> About this task:
Among the entries below, find every line that has "cycle" and pull it out.

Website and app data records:
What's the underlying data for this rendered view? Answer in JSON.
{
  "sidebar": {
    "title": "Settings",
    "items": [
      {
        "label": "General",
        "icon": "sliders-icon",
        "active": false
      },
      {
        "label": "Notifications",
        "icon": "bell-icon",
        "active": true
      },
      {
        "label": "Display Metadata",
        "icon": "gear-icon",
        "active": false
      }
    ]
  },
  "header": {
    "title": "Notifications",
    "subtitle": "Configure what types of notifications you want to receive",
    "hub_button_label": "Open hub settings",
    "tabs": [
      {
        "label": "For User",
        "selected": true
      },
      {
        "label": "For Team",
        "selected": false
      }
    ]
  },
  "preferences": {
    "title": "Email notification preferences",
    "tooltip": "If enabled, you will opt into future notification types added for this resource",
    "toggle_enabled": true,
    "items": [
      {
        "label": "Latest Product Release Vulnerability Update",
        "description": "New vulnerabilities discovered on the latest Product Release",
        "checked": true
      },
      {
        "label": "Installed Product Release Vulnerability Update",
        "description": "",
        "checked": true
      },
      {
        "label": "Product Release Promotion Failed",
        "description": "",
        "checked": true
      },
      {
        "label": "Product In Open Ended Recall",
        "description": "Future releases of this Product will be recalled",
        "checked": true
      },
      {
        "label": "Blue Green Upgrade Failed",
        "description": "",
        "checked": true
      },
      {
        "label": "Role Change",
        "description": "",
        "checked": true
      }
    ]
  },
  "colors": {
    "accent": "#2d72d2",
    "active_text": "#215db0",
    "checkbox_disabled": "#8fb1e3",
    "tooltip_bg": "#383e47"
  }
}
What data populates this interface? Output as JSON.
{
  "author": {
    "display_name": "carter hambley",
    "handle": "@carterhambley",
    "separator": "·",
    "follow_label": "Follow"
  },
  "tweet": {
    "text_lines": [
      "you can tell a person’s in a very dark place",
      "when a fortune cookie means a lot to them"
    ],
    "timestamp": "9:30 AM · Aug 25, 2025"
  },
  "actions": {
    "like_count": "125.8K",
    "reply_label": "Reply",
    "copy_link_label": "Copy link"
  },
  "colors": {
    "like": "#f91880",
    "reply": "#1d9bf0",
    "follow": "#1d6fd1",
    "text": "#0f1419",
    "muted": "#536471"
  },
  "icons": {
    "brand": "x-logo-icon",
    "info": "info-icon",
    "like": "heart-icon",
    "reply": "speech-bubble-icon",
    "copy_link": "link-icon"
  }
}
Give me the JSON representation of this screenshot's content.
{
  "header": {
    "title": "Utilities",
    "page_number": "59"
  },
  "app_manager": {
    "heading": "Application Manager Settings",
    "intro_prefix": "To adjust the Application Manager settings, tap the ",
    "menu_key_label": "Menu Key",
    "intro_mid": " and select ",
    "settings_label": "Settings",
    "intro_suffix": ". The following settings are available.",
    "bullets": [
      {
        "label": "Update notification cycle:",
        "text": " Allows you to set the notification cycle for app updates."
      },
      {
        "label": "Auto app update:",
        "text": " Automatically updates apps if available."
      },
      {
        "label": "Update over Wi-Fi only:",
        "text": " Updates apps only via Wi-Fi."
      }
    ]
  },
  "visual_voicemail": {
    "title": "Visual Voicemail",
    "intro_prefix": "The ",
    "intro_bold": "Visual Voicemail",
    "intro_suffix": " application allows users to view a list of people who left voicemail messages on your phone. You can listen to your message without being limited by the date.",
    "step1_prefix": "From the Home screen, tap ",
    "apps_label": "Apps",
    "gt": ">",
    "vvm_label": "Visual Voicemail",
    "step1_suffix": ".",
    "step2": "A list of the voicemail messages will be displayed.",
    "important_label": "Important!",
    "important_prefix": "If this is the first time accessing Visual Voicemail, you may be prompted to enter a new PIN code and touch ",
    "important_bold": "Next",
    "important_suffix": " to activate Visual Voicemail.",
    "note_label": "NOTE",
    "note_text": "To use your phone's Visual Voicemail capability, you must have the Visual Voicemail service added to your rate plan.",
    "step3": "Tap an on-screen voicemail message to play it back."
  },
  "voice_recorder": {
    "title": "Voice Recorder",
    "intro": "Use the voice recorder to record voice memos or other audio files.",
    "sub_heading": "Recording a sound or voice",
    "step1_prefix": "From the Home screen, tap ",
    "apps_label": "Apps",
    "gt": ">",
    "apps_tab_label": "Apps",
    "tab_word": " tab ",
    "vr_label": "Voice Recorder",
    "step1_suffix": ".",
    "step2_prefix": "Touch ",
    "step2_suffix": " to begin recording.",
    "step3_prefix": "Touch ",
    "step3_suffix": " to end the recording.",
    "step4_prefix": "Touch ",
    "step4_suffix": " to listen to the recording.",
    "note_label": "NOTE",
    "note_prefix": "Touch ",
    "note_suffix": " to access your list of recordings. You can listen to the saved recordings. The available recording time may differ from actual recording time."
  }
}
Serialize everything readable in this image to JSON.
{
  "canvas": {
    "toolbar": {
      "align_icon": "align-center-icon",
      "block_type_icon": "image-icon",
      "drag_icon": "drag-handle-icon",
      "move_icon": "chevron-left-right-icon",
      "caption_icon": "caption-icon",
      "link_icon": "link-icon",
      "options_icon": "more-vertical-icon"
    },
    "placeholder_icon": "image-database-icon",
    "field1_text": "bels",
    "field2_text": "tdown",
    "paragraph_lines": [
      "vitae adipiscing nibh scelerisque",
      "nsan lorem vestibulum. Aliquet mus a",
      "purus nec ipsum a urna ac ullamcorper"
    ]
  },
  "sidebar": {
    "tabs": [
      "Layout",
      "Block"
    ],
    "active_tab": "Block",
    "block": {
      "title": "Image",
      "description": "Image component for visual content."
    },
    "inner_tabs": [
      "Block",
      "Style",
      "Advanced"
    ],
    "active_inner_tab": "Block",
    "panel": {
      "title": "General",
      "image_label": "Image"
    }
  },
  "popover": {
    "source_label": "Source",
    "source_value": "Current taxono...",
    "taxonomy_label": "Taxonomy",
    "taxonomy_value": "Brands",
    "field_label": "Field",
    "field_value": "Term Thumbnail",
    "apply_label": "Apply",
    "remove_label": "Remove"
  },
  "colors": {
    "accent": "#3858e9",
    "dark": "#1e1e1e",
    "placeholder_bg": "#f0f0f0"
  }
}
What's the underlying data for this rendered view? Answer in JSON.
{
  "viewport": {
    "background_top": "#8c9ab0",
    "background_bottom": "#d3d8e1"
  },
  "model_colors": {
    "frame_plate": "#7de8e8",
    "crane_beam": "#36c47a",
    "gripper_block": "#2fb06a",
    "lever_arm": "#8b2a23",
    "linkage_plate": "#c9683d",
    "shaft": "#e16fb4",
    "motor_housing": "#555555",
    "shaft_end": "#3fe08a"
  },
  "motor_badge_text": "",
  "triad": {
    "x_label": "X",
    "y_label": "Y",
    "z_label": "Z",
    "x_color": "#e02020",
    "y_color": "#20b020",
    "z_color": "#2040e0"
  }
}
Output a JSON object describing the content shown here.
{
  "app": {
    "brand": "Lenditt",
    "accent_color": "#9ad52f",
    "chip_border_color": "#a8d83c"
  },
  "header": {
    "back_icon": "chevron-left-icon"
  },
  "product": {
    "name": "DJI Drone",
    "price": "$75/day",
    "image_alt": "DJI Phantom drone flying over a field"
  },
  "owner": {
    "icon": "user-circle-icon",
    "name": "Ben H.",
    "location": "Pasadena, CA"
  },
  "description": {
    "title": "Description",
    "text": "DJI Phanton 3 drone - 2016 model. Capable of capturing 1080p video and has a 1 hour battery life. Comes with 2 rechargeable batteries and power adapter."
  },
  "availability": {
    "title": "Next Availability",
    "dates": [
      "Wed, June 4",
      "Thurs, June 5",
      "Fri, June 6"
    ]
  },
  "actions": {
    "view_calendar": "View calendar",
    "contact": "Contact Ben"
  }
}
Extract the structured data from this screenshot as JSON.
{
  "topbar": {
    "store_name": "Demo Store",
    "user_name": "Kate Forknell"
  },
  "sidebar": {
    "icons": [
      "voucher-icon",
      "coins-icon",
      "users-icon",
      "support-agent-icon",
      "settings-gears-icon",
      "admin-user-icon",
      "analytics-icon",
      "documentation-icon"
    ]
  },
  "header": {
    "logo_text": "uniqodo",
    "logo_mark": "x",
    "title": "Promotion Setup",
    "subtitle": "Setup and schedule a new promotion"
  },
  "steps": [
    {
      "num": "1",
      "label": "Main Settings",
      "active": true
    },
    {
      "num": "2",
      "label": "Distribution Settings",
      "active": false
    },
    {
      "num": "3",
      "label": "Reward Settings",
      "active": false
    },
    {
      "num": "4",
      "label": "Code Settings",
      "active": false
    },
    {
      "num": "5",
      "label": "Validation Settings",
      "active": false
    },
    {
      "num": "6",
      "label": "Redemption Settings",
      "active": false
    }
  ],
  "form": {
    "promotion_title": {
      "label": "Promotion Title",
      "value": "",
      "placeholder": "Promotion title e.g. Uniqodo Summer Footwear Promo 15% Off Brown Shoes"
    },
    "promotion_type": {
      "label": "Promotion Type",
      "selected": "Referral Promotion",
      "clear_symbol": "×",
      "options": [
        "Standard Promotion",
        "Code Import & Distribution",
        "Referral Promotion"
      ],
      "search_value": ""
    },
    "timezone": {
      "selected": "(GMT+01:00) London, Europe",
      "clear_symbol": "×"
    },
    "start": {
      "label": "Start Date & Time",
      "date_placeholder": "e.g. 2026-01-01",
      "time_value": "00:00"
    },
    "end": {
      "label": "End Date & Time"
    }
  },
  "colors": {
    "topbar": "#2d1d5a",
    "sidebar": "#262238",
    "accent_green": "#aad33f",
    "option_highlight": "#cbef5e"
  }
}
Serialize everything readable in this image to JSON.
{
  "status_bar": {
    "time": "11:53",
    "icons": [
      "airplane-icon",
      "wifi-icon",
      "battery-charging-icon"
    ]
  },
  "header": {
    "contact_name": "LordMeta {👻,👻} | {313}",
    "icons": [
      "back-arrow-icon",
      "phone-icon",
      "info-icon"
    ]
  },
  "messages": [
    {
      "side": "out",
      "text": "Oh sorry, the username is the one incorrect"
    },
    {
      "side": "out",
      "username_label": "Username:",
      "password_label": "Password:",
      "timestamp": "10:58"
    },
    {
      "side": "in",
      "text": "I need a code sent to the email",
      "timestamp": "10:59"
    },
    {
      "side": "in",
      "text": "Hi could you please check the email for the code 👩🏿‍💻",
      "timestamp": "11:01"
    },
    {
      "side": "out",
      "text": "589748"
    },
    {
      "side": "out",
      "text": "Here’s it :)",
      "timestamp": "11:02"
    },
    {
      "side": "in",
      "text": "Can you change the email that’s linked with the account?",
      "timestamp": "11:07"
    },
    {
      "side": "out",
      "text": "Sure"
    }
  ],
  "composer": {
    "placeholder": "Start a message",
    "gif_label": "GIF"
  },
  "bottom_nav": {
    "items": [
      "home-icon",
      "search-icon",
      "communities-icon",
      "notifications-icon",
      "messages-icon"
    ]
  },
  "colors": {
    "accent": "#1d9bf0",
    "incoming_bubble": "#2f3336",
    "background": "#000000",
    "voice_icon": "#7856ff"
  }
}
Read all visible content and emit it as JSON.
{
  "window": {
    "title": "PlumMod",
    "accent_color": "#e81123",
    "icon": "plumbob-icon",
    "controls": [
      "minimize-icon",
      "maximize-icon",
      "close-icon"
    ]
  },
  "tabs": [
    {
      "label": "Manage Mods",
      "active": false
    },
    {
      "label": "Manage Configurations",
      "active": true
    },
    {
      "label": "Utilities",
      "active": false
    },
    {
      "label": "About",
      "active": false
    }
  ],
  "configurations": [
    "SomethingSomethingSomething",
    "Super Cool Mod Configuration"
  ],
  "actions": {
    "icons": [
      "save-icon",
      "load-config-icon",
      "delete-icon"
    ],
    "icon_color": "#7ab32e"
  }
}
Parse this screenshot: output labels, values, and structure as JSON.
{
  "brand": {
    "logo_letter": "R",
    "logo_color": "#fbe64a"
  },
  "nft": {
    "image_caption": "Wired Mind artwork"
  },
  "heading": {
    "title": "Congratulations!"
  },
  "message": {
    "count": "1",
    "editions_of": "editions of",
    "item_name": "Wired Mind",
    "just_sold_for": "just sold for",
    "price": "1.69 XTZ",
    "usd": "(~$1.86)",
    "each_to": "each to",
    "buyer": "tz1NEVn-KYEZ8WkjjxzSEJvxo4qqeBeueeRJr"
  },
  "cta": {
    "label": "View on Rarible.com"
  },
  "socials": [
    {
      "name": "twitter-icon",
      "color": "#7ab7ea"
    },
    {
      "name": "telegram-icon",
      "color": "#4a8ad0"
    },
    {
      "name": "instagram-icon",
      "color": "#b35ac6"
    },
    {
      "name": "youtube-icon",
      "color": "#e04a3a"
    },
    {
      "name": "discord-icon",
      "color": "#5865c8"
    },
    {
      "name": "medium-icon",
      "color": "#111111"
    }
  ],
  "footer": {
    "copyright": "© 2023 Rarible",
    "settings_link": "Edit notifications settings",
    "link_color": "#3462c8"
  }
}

> Answer for this exercise:
        "label": "Update notification cycle:",
        "text": " Allows you to set the notification cycle for app updates."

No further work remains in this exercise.